The expected response is an exact repetition of every record, with images excluded.

─── Source records

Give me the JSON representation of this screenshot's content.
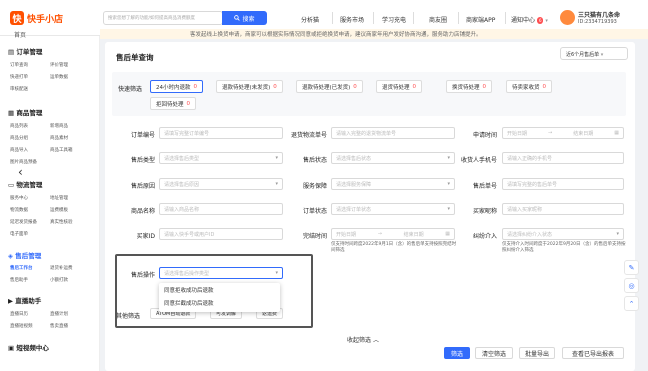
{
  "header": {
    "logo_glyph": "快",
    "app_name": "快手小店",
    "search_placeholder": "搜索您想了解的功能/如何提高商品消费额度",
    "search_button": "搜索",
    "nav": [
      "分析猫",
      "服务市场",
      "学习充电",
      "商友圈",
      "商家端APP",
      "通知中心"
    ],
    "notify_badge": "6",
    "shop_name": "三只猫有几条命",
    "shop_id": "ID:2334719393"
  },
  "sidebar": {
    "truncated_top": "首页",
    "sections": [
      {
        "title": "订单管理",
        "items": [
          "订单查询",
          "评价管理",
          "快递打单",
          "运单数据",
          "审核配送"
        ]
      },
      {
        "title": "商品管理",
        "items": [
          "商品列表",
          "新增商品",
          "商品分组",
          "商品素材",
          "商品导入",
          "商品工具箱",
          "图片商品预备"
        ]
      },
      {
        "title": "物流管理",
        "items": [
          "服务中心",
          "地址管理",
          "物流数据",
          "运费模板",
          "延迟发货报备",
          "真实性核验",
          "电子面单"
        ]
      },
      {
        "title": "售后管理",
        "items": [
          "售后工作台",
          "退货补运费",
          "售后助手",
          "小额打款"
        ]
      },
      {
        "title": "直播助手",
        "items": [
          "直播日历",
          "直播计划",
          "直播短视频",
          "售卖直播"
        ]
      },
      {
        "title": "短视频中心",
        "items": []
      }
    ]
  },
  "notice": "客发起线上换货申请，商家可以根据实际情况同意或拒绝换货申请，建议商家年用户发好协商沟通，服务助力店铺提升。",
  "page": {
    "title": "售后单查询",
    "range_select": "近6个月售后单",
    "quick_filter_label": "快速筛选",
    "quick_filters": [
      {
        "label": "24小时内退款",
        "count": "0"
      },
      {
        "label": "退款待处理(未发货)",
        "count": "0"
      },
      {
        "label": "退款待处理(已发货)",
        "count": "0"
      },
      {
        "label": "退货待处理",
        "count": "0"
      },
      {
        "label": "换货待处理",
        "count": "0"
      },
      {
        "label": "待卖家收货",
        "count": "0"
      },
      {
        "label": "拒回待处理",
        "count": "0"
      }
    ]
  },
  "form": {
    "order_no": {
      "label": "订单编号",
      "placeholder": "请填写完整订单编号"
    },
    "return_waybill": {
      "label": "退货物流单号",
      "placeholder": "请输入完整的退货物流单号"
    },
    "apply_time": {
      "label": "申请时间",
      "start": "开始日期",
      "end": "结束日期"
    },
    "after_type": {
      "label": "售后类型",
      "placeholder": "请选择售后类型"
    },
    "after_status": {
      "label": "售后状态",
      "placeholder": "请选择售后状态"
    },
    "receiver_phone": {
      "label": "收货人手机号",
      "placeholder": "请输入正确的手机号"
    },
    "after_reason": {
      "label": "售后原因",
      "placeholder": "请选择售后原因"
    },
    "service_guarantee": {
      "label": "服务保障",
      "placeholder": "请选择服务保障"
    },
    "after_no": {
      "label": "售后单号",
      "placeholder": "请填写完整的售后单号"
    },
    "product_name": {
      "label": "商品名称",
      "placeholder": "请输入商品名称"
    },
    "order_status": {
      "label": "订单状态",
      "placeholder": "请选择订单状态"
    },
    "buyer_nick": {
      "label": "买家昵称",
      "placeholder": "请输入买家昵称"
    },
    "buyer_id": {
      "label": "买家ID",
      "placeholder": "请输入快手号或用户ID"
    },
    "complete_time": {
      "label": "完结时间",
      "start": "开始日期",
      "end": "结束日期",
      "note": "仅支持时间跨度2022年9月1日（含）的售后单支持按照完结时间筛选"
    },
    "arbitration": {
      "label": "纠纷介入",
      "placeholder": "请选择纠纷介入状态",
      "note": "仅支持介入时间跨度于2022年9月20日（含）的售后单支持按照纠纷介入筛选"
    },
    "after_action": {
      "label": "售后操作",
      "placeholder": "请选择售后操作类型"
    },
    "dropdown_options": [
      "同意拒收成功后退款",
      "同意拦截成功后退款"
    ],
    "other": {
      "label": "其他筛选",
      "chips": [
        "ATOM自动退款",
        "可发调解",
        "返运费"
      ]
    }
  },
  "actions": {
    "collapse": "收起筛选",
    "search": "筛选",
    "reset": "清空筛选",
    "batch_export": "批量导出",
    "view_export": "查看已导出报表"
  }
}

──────

● **Task response**:
Give me the JSON representation of this screenshot's content.
{
  "header": {
    "logo_glyph": "快",
    "app_name": "快手小店",
    "search_placeholder": "搜索您想了解的功能/如何提高商品消费额度",
    "search_button": "搜索",
    "nav": [
      "分析猫",
      "服务市场",
      "学习充电",
      "商友圈",
      "商家端APP",
      "通知中心"
    ],
    "notify_badge": "6",
    "shop_name": "三只猫有几条命",
    "shop_id": "ID:2334719393"
  },
  "sidebar": {
    "truncated_top": "首页",
    "sections": [
      {
        "title": "订单管理",
        "items": [
          "订单查询",
          "评价管理",
          "快递打单",
          "运单数据",
          "审核配送"
        ]
      },
      {
        "title": "商品管理",
        "items": [
          "商品列表",
          "新增商品",
          "商品分组",
          "商品素材",
          "商品导入",
          "商品工具箱",
          "图片商品预备"
        ]
      },
      {
        "title": "物流管理",
        "items": [
          "服务中心",
          "地址管理",
          "物流数据",
          "运费模板",
          "延迟发货报备",
          "真实性核验",
          "电子面单"
        ]
      },
      {
        "title": "售后管理",
        "items": [
          "售后工作台",
          "退货补运费",
          "售后助手",
          "小额打款"
        ]
      },
      {
        "title": "直播助手",
        "items": [
          "直播日历",
          "直播计划",
          "直播短视频",
          "售卖直播"
        ]
      },
      {
        "title": "短视频中心",
        "items": []
      }
    ]
  },
  "notice": "客发起线上换货申请，商家可以根据实际情况同意或拒绝换货申请，建议商家年用户发好协商沟通，服务助力店铺提升。",
  "page": {
    "title": "售后单查询",
    "range_select": "近6个月售后单",
    "quick_filter_label": "快速筛选",
    "quick_filters": [
      {
        "label": "24小时内退款",
        "count": "0"
      },
      {
        "label": "退款待处理(未发货)",
        "count": "0"
      },
      {
        "label": "退款待处理(已发货)",
        "count": "0"
      },
      {
        "label": "退货待处理",
        "count": "0"
      },
      {
        "label": "换货待处理",
        "count": "0"
      },
      {
        "label": "待卖家收货",
        "count": "0"
      },
      {
        "label": "拒回待处理",
        "count": "0"
      }
    ]
  },
  "form": {
    "order_no": {
      "label": "订单编号",
      "placeholder": "请填写完整订单编号"
    },
    "return_waybill": {
      "label": "退货物流单号",
      "placeholder": "请输入完整的退货物流单号"
    },
    "apply_time": {
      "label": "申请时间",
      "start": "开始日期",
      "end": "结束日期"
    },
    "after_type": {
      "label": "售后类型",
      "placeholder": "请选择售后类型"
    },
    "after_status": {
      "label": "售后状态",
      "placeholder": "请选择售后状态"
    },
    "receiver_phone": {
      "label": "收货人手机号",
      "placeholder": "请输入正确的手机号"
    },
    "after_reason": {
      "label": "售后原因",
      "placeholder": "请选择售后原因"
    },
    "service_guarantee": {
      "label": "服务保障",
      "placeholder": "请选择服务保障"
    },
    "after_no": {
      "label": "售后单号",
      "placeholder": "请填写完整的售后单号"
    },
    "product_name": {
      "label": "商品名称",
      "placeholder": "请输入商品名称"
    },
    "order_status": {
      "label": "订单状态",
      "placeholder": "请选择订单状态"
    },
    "buyer_nick": {
      "label": "买家昵称",
      "placeholder": "请输入买家昵称"
    },
    "buyer_id": {
      "label": "买家ID",
      "placeholder": "请输入快手号或用户ID"
    },
    "complete_time": {
      "label": "完结时间",
      "start": "开始日期",
      "end": "结束日期",
      "note": "仅支持时间跨度2022年9月1日（含）的售后单支持按照完结时间筛选"
    },
    "arbitration": {
      "label": "纠纷介入",
      "placeholder": "请选择纠纷介入状态",
      "note": "仅支持介入时间跨度于2022年9月20日（含）的售后单支持按照纠纷介入筛选"
    },
    "after_action": {
      "label": "售后操作",
      "placeholder": "请选择售后操作类型"
    },
    "dropdown_options": [
      "同意拒收成功后退款",
      "同意拦截成功后退款"
    ],
    "other": {
      "label": "其他筛选",
      "chips": [
        "ATOM自动退款",
        "可发调解",
        "返运费"
      ]
    }
  },
  "actions": {
    "collapse": "收起筛选",
    "search": "筛选",
    "reset": "清空筛选",
    "batch_export": "批量导出",
    "view_export": "查看已导出报表"
  }
}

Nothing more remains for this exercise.